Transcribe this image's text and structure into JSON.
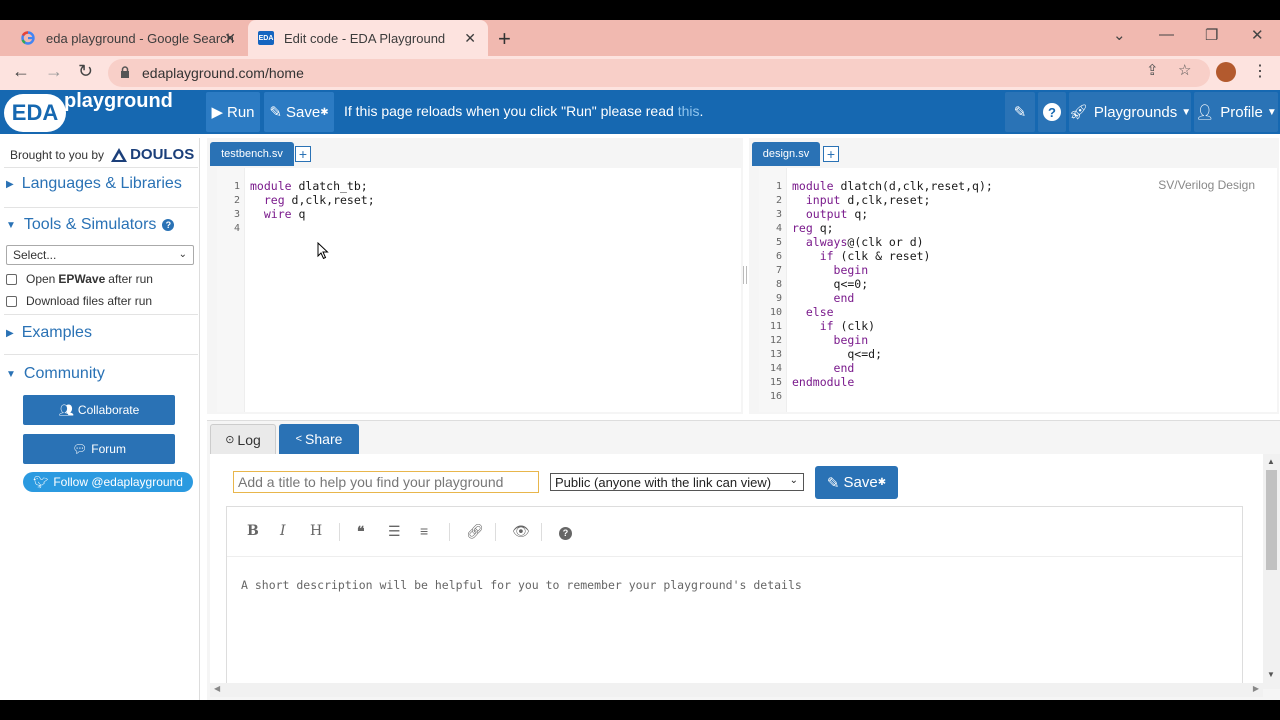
{
  "browser": {
    "tabs": [
      {
        "label": "eda playground - Google Search",
        "favicon": "google-g-icon"
      },
      {
        "label": "Edit code - EDA Playground",
        "favicon": "eda-favicon",
        "favicon_text": "EDA",
        "active": true
      }
    ],
    "url": "edaplayground.com/home"
  },
  "header": {
    "logo_short": "EDA",
    "logo_word": "playground",
    "run_label": "Run",
    "save_label": "Save",
    "message": "If this page reloads when you click \"Run\" please read ",
    "message_link": "this",
    "message_end": ".",
    "playgrounds_label": "Playgrounds",
    "profile_label": "Profile",
    "accent": "#1668b1"
  },
  "sidebar": {
    "brought_by": "Brought to you by",
    "brand": "DOULOS",
    "languages": "Languages & Libraries",
    "tools": "Tools & Simulators",
    "select_value": "Select...",
    "open_epwave_pre": "Open ",
    "open_epwave_bold": "EPWave",
    "open_epwave_post": " after run",
    "download_files": "Download files after run",
    "examples": "Examples",
    "community": "Community",
    "collaborate": "Collaborate",
    "forum": "Forum",
    "twitter": "Follow @edaplayground"
  },
  "editors": {
    "left": {
      "tab": "testbench.sv",
      "lines": [
        "1",
        "2",
        "3",
        "4"
      ],
      "code": [
        {
          "kw": "module",
          "rest": " dlatch_tb;"
        },
        {
          "kw": "  reg",
          "rest": " d,clk,reset;"
        },
        {
          "kw": "  wire",
          "rest": " q"
        },
        {
          "kw": "",
          "rest": ""
        }
      ]
    },
    "right": {
      "tab": "design.sv",
      "hint": "SV/Verilog Design",
      "lines": [
        "1",
        "2",
        "3",
        "4",
        "5",
        "6",
        "7",
        "8",
        "9",
        "10",
        "11",
        "12",
        "13",
        "14",
        "15",
        "16"
      ],
      "code": [
        {
          "kw": "module",
          "rest": " dlatch(d,clk,reset,q);"
        },
        {
          "kw": "  input",
          "rest": " d,clk,reset;"
        },
        {
          "kw": "  output",
          "rest": " q;"
        },
        {
          "kw": "reg",
          "rest": " q;"
        },
        {
          "kw": "  always",
          "rest": "@(clk or d)"
        },
        {
          "kw": "    if",
          "rest": " (clk & reset)"
        },
        {
          "kw": "      begin",
          "rest": ""
        },
        {
          "kw": "",
          "rest": "      q<=0;"
        },
        {
          "kw": "      end",
          "rest": ""
        },
        {
          "kw": "  else",
          "rest": ""
        },
        {
          "kw": "    if",
          "rest": " (clk)"
        },
        {
          "kw": "      begin",
          "rest": ""
        },
        {
          "kw": "",
          "rest": "        q<=d;"
        },
        {
          "kw": "      end",
          "rest": ""
        },
        {
          "kw": "endmodule",
          "rest": ""
        },
        {
          "kw": "",
          "rest": ""
        }
      ]
    }
  },
  "bottom": {
    "log_tab": "Log",
    "share_tab": "Share",
    "title_placeholder": "Add a title to help you find your playground",
    "visibility": "Public (anyone with the link can view)",
    "save_label": "Save",
    "toolbar": [
      "B",
      "I",
      "H"
    ],
    "description_placeholder": "A short description will be helpful for you to remember your playground's details"
  }
}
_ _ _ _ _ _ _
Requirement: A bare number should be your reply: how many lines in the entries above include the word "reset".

Written response: 4